-- SUPPLIED DATA follows --

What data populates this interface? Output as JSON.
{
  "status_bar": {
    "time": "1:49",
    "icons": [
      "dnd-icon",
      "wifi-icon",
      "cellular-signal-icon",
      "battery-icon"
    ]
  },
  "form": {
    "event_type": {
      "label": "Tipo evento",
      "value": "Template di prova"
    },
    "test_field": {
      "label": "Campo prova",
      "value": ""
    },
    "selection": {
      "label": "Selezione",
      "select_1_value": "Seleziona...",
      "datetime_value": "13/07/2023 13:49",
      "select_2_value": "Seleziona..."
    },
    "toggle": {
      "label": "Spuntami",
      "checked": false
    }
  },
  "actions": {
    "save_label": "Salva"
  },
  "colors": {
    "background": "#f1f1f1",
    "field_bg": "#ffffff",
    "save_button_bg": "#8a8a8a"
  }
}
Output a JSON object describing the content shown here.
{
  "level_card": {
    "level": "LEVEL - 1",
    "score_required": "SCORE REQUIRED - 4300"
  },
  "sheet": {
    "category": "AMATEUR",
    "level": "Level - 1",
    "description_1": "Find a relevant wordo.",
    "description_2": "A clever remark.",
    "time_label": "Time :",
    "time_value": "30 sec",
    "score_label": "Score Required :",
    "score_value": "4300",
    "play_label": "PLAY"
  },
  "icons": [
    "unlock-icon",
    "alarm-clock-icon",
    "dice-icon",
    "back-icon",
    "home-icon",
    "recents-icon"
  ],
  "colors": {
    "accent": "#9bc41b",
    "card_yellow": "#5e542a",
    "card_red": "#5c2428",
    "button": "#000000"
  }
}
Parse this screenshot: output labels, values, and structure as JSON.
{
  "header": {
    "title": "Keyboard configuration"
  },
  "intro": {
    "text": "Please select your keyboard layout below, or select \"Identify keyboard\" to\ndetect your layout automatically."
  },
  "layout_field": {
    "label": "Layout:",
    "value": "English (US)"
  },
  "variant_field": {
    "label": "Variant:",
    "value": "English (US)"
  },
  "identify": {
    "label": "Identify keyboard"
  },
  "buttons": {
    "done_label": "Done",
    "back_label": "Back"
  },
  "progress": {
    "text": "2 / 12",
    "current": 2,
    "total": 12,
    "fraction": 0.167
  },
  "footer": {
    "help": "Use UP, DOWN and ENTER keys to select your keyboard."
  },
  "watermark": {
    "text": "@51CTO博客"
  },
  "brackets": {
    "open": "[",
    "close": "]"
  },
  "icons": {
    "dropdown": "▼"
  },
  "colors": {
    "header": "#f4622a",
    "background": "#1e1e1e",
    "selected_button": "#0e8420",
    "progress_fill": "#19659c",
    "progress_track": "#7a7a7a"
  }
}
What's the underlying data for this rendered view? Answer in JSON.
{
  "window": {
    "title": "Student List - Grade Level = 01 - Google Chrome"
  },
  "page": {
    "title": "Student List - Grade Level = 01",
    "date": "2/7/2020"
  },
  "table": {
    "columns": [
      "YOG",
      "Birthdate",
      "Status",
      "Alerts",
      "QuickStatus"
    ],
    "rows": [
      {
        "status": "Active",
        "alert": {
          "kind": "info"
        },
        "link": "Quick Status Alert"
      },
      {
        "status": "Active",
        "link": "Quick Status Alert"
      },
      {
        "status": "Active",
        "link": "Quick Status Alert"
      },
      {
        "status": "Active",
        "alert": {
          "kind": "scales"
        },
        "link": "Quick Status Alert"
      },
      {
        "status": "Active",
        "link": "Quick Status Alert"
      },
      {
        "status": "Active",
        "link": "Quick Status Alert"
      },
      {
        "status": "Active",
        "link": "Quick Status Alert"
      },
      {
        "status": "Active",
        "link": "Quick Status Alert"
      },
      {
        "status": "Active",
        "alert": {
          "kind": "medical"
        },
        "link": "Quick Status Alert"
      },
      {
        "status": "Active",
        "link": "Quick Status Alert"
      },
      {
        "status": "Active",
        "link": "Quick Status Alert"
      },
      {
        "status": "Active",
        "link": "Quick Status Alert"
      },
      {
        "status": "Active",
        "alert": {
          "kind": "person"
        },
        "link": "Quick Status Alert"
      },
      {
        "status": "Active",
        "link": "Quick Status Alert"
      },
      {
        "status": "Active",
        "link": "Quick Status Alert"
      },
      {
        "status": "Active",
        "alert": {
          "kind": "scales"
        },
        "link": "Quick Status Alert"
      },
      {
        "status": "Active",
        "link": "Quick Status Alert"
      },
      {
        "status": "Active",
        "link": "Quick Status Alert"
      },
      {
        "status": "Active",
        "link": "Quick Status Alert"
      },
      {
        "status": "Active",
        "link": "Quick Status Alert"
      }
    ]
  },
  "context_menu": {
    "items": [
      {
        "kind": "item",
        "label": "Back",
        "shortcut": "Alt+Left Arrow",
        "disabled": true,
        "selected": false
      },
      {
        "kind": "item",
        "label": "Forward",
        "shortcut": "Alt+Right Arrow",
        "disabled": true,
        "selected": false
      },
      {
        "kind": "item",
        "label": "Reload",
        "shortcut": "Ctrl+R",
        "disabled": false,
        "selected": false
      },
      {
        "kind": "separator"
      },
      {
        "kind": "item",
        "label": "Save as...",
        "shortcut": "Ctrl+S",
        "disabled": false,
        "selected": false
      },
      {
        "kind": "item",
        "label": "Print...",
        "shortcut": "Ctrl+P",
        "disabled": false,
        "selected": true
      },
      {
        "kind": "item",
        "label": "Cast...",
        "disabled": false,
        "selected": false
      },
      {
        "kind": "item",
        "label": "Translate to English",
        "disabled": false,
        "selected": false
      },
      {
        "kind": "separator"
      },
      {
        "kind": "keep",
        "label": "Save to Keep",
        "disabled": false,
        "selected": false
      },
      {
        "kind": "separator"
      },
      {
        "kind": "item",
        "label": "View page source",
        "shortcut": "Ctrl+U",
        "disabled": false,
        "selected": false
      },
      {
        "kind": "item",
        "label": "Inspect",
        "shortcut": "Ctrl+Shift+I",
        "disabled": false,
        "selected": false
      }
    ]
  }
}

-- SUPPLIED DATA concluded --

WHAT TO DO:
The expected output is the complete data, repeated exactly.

YOUR SOLUTION:
What data populates this interface? Output as JSON.
{
  "status_bar": {
    "time": "1:49",
    "icons": [
      "dnd-icon",
      "wifi-icon",
      "cellular-signal-icon",
      "battery-icon"
    ]
  },
  "form": {
    "event_type": {
      "label": "Tipo evento",
      "value": "Template di prova"
    },
    "test_field": {
      "label": "Campo prova",
      "value": ""
    },
    "selection": {
      "label": "Selezione",
      "select_1_value": "Seleziona...",
      "datetime_value": "13/07/2023 13:49",
      "select_2_value": "Seleziona..."
    },
    "toggle": {
      "label": "Spuntami",
      "checked": false
    }
  },
  "actions": {
    "save_label": "Salva"
  },
  "colors": {
    "background": "#f1f1f1",
    "field_bg": "#ffffff",
    "save_button_bg": "#8a8a8a"
  }
}
Output a JSON object describing the content shown here.
{
  "level_card": {
    "level": "LEVEL - 1",
    "score_required": "SCORE REQUIRED - 4300"
  },
  "sheet": {
    "category": "AMATEUR",
    "level": "Level - 1",
    "description_1": "Find a relevant wordo.",
    "description_2": "A clever remark.",
    "time_label": "Time :",
    "time_value": "30 sec",
    "score_label": "Score Required :",
    "score_value": "4300",
    "play_label": "PLAY"
  },
  "icons": [
    "unlock-icon",
    "alarm-clock-icon",
    "dice-icon",
    "back-icon",
    "home-icon",
    "recents-icon"
  ],
  "colors": {
    "accent": "#9bc41b",
    "card_yellow": "#5e542a",
    "card_red": "#5c2428",
    "button": "#000000"
  }
}
Parse this screenshot: output labels, values, and structure as JSON.
{
  "header": {
    "title": "Keyboard configuration"
  },
  "intro": {
    "text": "Please select your keyboard layout below, or select \"Identify keyboard\" to\ndetect your layout automatically."
  },
  "layout_field": {
    "label": "Layout:",
    "value": "English (US)"
  },
  "variant_field": {
    "label": "Variant:",
    "value": "English (US)"
  },
  "identify": {
    "label": "Identify keyboard"
  },
  "buttons": {
    "done_label": "Done",
    "back_label": "Back"
  },
  "progress": {
    "text": "2 / 12",
    "current": 2,
    "total": 12,
    "fraction": 0.167
  },
  "footer": {
    "help": "Use UP, DOWN and ENTER keys to select your keyboard."
  },
  "watermark": {
    "text": "@51CTO博客"
  },
  "brackets": {
    "open": "[",
    "close": "]"
  },
  "icons": {
    "dropdown": "▼"
  },
  "colors": {
    "header": "#f4622a",
    "background": "#1e1e1e",
    "selected_button": "#0e8420",
    "progress_fill": "#19659c",
    "progress_track": "#7a7a7a"
  }
}
What's the underlying data for this rendered view? Answer in JSON.
{
  "window": {
    "title": "Student List - Grade Level = 01 - Google Chrome"
  },
  "page": {
    "title": "Student List - Grade Level = 01",
    "date": "2/7/2020"
  },
  "table": {
    "columns": [
      "YOG",
      "Birthdate",
      "Status",
      "Alerts",
      "QuickStatus"
    ],
    "rows": [
      {
        "status": "Active",
        "alert": {
          "kind": "info"
        },
        "link": "Quick Status Alert"
      },
      {
        "status": "Active",
        "link": "Quick Status Alert"
      },
      {
        "status": "Active",
        "link": "Quick Status Alert"
      },
      {
        "status": "Active",
        "alert": {
          "kind": "scales"
        },
        "link": "Quick Status Alert"
      },
      {
        "status": "Active",
        "link": "Quick Status Alert"
      },
      {
        "status": "Active",
        "link": "Quick Status Alert"
      },
      {
        "status": "Active",
        "link": "Quick Status Alert"
      },
      {
        "status": "Active",
        "link": "Quick Status Alert"
      },
      {
        "status": "Active",
        "alert": {
          "kind": "medical"
        },
        "link": "Quick Status Alert"
      },
      {
        "status": "Active",
        "link": "Quick Status Alert"
      },
      {
        "status": "Active",
        "link": "Quick Status Alert"
      },
      {
        "status": "Active",
        "link": "Quick Status Alert"
      },
      {
        "status": "Active",
        "alert": {
          "kind": "person"
        },
        "link": "Quick Status Alert"
      },
      {
        "status": "Active",
        "link": "Quick Status Alert"
      },
      {
        "status": "Active",
        "link": "Quick Status Alert"
      },
      {
        "status": "Active",
        "alert": {
          "kind": "scales"
        },
        "link": "Quick Status Alert"
      },
      {
        "status": "Active",
        "link": "Quick Status Alert"
      },
      {
        "status": "Active",
        "link": "Quick Status Alert"
      },
      {
        "status": "Active",
        "link": "Quick Status Alert"
      },
      {
        "status": "Active",
        "link": "Quick Status Alert"
      }
    ]
  },
  "context_menu": {
    "items": [
      {
        "kind": "item",
        "label": "Back",
        "shortcut": "Alt+Left Arrow",
        "disabled": true,
        "selected": false
      },
      {
        "kind": "item",
        "label": "Forward",
        "shortcut": "Alt+Right Arrow",
        "disabled": true,
        "selected": false
      },
      {
        "kind": "item",
        "label": "Reload",
        "shortcut": "Ctrl+R",
        "disabled": false,
        "selected": false
      },
      {
        "kind": "separator"
      },
      {
        "kind": "item",
        "label": "Save as...",
        "shortcut": "Ctrl+S",
        "disabled": false,
        "selected": false
      },
      {
        "kind": "item",
        "label": "Print...",
        "shortcut": "Ctrl+P",
        "disabled": false,
        "selected": true
      },
      {
        "kind": "item",
        "label": "Cast...",
        "disabled": false,
        "selected": false
      },
      {
        "kind": "item",
        "label": "Translate to English",
        "disabled": false,
        "selected": false
      },
      {
        "kind": "separator"
      },
      {
        "kind": "keep",
        "label": "Save to Keep",
        "disabled": false,
        "selected": false
      },
      {
        "kind": "separator"
      },
      {
        "kind": "item",
        "label": "View page source",
        "shortcut": "Ctrl+U",
        "disabled": false,
        "selected": false
      },
      {
        "kind": "item",
        "label": "Inspect",
        "shortcut": "Ctrl+Shift+I",
        "disabled": false,
        "selected": false
      }
    ]
  }
}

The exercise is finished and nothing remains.